The grand finale!
We used a Poly Keder called SolaWrap to cover the greenhouse rather than standard polyethylene film. SolaWrap is a film cladding system that has been used in Europe for a number of years but was not available in the U.S. until 2013. It is engineered to both insulate and diffuse sunlight, retaining up to 95 percent of heat radiation while providing an R-value of 1.7. The Keder locking mechanism is water and air tight and is strong enough to withstand our extreme weather conditions. We were also attracted by SolaWrap's long lifespan of 20-25 years or more.
Our greenhouse was constructed by Vine Ripe Greenhouse construction (https://www.vineripe.net/). We provided most of our own labor, which helped reduce costs and turned out to be a great learning opportunity.

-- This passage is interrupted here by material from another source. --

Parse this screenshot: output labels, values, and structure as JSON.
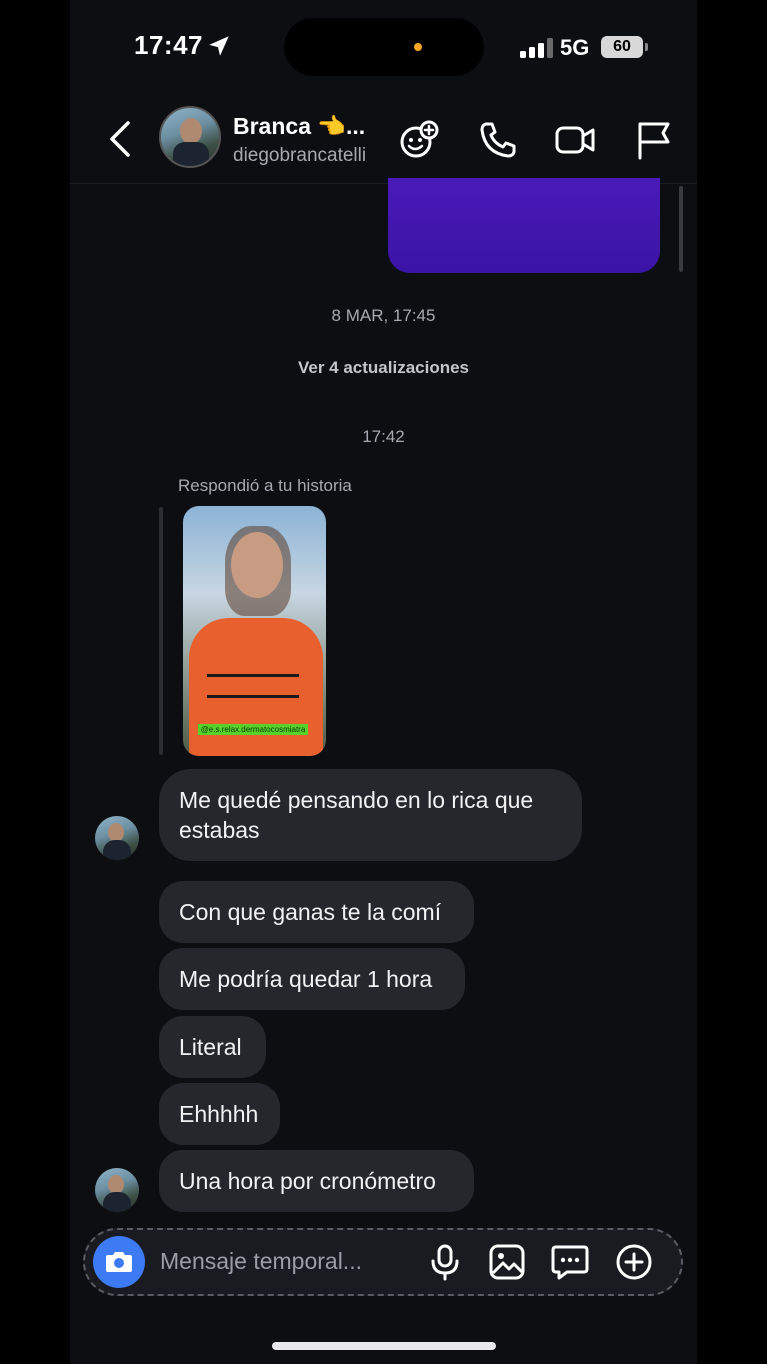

Days 3 and 4 included end wall framing, base- and hip board installation, and precise installation of extruded channels to insert the poly keder.
Day 2 included the installation of seven purlins and 11 trusses. The crown height on our high tunnel is 16.5 feet, so it was a bit of a challenge. Big thanks to Mike Feiner and Vine Ripe Greenhouse construction. (https://www.vineripe.net/)
It has been another beautiful day in Vermont. We spent a good part of the morning sitting on the deck with the dogs, soaking up the last of Summer's sun. The first frost will likely arrive 2 or 3 weeks from now, but these final days feel glorious. The plants are thriving, the birds are frolicking, and our favorite sunflowers, the Goldie Doubles, are in bloom. The trees are starting to transform into their brilliant reds and golds, helping to make the end of summer more sweet than bitter. This is quite a feat considering the long winter we will have to endure.
We might still have time to drive down to Scott Farm in Dummerston, Vermont in October to visit the historic apple orchard where Rudyard Kipling built his dream home. Scott Farm grows 90 varieties of apples, which is difficult to comprehend, even for an apple connoisseur.
We spent much of the spring and summer preparing for our move to solar (our old pole barn now holds 20 solar panels on its roof) and learning how to tend our two new bee colonies. We also deconstructed two old rotting structures and extended one of our large garden beds. We now have around 6,000 square feet of gardens, which are growing everything from flowers to spinach. A tractor would have been welcomed this year, but we are still managing without one. Getting our hands dirty has made us feel more connected to each other and to this land.
It has been a good year for spinach, kale, onions, cucumbers, zucchini, tomatoes, and ground cherries. We harvested about the same amount of garlic as last year (over 200 bulbs). Our peas were doing really well until the deer found them too tempting. (We'll have to start thinking about permanent fences next year.) The fall harvest will continue with many varieties of squash, which we will cure and continue to eat all winter. (Check the Recipes page for our Kuri Squash Soup recipe.) Anyone following our farm page on Facebook knows this year's strawberries were amazing.